My second time through the bridge detour -- the Valley of Despair -- at mile 16 initiated a slow hemorrhage of what energy I had left. Several miles later, my iPod earphones no longer functioned as there was too much water in my ears to keep them in. The thin white wires now danced and slapped against my race number, creating a rhythm for my feet. In front of me, I found a large man shuffling up the final ascent to the 21.5 mile turnaround. As I inched past him, he remarked that he had run another marathon the day before, accomplishing his first back-to-back marathons. “Not as hard as I thought,” he cheerfully concluded. The patriotic colors of his damp shirt announced 50 marathons in 50 states. I was truly eating a huge piece of humble pie at this point.

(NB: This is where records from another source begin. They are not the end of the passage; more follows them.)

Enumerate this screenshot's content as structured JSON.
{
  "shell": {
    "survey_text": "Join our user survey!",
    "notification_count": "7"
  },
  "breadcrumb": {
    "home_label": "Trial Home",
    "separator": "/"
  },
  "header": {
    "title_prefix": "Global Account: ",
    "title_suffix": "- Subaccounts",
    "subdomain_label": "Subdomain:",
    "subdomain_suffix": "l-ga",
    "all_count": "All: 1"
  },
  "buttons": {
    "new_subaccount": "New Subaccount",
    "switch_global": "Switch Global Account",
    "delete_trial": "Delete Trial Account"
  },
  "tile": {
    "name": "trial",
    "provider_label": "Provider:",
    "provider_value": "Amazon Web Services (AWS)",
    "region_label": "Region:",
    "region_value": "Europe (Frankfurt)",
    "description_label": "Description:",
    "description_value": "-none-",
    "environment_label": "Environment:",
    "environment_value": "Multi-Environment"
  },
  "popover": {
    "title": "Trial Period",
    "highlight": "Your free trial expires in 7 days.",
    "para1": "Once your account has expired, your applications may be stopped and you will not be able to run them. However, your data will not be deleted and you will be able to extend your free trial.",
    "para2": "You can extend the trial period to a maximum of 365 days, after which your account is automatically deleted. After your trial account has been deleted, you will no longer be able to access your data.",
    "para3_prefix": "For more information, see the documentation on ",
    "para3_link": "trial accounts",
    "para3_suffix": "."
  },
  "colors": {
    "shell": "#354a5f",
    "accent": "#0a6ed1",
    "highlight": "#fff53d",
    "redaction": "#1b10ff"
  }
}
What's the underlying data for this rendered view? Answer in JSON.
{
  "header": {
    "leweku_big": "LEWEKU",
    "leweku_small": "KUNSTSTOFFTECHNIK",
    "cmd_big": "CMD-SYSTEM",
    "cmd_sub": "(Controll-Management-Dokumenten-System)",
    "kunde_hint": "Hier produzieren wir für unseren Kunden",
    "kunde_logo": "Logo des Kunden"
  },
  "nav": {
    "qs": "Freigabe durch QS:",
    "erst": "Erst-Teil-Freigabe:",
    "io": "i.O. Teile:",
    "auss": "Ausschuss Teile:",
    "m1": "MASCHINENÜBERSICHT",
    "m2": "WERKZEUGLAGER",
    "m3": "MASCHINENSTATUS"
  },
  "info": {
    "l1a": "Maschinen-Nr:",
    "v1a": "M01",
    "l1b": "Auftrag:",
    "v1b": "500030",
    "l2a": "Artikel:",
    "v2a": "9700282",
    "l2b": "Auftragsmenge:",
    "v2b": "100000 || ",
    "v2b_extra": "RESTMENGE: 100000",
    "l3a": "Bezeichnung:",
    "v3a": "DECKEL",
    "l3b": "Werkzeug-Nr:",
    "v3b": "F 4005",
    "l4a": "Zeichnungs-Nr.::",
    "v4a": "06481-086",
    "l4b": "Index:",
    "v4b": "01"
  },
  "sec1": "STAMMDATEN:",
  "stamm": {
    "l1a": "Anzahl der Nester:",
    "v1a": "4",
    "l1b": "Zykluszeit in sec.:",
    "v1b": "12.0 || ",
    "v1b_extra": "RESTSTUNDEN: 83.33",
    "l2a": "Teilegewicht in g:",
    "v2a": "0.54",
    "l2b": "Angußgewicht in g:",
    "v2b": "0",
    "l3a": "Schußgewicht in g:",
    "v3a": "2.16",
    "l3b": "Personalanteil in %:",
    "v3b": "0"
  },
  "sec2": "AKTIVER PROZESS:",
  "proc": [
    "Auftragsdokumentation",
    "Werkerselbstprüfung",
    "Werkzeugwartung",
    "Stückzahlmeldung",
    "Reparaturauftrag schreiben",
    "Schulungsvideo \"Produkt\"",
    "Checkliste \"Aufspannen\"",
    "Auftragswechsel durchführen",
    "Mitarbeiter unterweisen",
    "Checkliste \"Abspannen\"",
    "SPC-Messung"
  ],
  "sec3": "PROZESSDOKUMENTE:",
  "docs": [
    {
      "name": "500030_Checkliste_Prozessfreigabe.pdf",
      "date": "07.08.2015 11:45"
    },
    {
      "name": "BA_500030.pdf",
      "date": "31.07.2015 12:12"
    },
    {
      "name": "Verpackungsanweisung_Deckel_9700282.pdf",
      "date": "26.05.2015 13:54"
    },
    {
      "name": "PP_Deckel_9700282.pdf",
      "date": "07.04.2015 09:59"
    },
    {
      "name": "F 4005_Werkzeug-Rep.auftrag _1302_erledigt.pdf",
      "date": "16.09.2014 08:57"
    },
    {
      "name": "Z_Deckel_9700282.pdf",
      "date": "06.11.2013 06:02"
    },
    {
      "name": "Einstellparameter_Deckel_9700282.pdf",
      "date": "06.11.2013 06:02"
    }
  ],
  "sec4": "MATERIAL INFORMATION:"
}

I splashed through the puddles now, no longer wasting any energy to go around them. Heading downhill, sheer gravity and my trusty German stubbornness pulled me toward the finish line. Kat, who had already finished, ran the final half-mile at my side, chatting away with words I can’t remember. The last two-tenths of a mile seemed endless. A man in a very wet windbreaker reached out and pulled the tag off my race number. “You’re done,” he informed me. I hadn’t even seen the finish line. I hobbled across the road to a warm towel held out by my gracious husband who had been waiting patiently in the rain, cheering us on and handing us baby Snickers and power gels as needed.
I finished my seventh marathon, but something significant happened on this run. As everything in me screamed, “You don’t EVER have to do this again,” I was wooed instead to the adventure of it all, the opportunity to do something again far beyond my own capabilities. I faithfully train, but the marathon itself takes me past what I can do on my own accord. It reminds me that life OUGHT to be an adventure. God designed it that way. And life is not just getting through the cold rainy days and miry bogs. But embracing the strength God imparts.
Blessed be the LORD,
who daily bears us up.